**Task instructions:** The output should be all lines of the entries below in which the word "repairs" occurs.

*** Entries provided

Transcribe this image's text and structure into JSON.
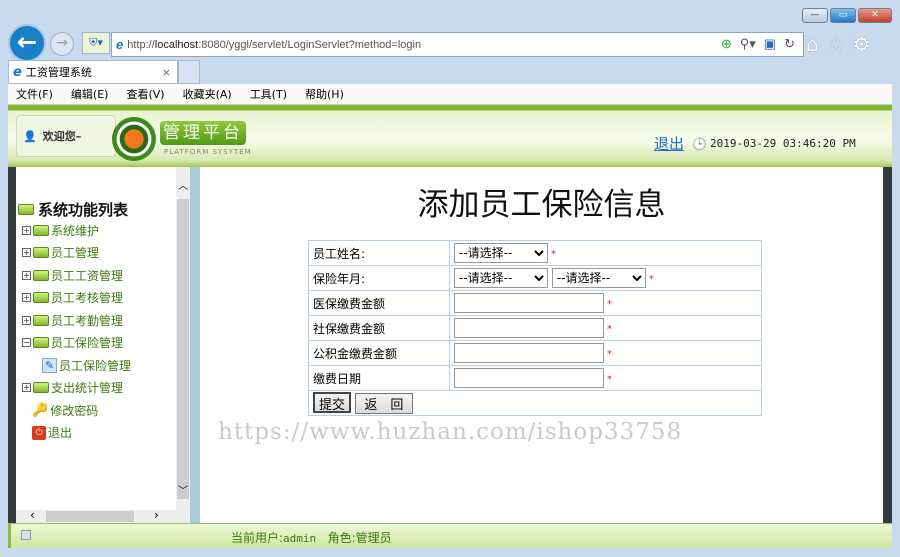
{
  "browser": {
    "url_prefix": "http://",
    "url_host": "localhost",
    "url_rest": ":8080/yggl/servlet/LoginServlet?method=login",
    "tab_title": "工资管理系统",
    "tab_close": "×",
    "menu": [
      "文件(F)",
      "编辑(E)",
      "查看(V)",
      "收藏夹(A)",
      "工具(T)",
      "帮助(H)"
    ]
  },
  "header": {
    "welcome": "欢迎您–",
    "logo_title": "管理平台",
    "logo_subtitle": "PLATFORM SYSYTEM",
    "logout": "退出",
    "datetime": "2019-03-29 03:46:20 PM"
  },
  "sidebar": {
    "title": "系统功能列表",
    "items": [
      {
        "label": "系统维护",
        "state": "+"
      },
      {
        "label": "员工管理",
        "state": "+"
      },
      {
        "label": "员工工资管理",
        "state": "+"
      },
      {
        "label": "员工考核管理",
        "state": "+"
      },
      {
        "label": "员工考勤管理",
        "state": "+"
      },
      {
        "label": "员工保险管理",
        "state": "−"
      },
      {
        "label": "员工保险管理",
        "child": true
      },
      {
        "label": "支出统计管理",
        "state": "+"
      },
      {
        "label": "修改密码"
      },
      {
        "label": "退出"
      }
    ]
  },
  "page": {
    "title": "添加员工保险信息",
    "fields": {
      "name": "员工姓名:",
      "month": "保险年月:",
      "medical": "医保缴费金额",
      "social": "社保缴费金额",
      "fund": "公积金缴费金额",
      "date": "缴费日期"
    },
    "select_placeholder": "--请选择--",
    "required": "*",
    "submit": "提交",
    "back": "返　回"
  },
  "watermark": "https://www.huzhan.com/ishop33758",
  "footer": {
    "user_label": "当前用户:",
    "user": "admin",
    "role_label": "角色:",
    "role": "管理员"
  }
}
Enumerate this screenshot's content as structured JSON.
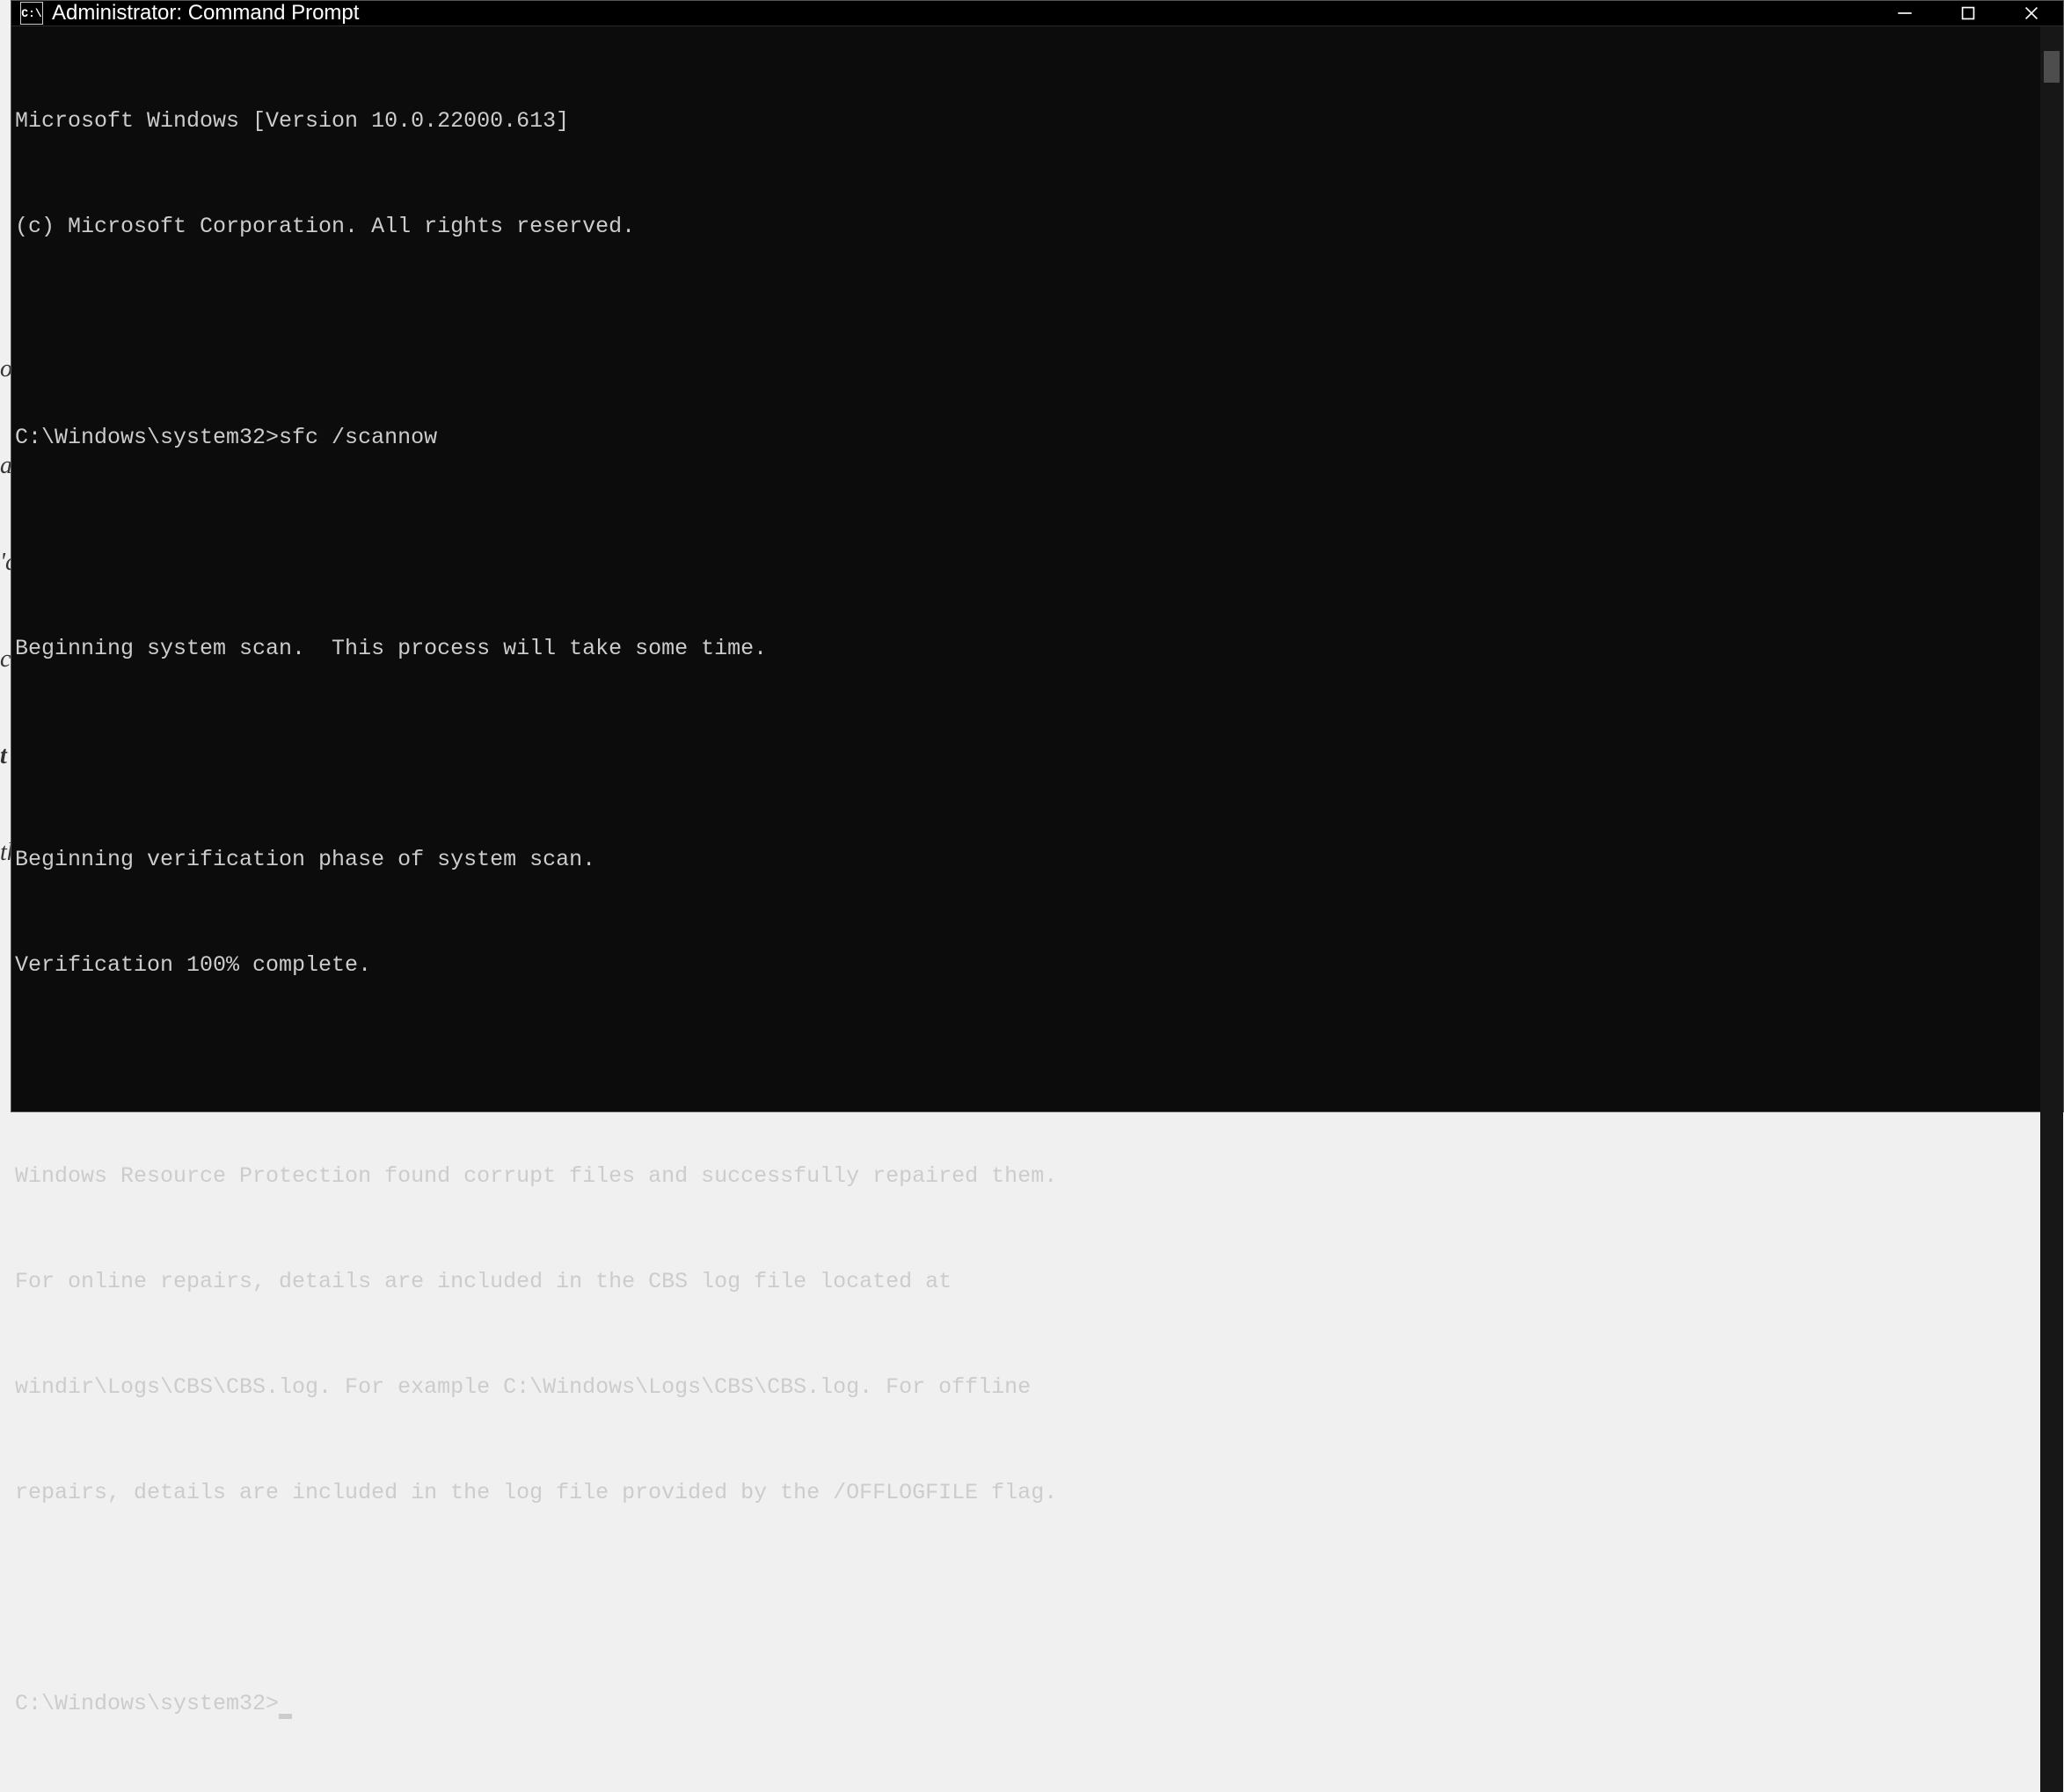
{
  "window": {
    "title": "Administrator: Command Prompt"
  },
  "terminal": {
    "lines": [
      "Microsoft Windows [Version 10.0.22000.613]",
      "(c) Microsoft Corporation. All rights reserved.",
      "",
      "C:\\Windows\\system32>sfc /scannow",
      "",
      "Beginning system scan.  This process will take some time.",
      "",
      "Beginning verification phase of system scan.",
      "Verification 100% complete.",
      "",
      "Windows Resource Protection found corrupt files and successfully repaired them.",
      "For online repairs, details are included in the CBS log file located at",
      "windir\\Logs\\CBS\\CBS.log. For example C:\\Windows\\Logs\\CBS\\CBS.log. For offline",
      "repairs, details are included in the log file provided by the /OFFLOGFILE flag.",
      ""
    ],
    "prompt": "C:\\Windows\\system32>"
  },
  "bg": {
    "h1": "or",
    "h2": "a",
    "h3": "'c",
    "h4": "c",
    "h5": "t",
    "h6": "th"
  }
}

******

**Answer space:**
      "For online repairs, details are included in the CBS log file located at",
      "repairs, details are included in the log file provided by the /OFFLOGFILE flag.",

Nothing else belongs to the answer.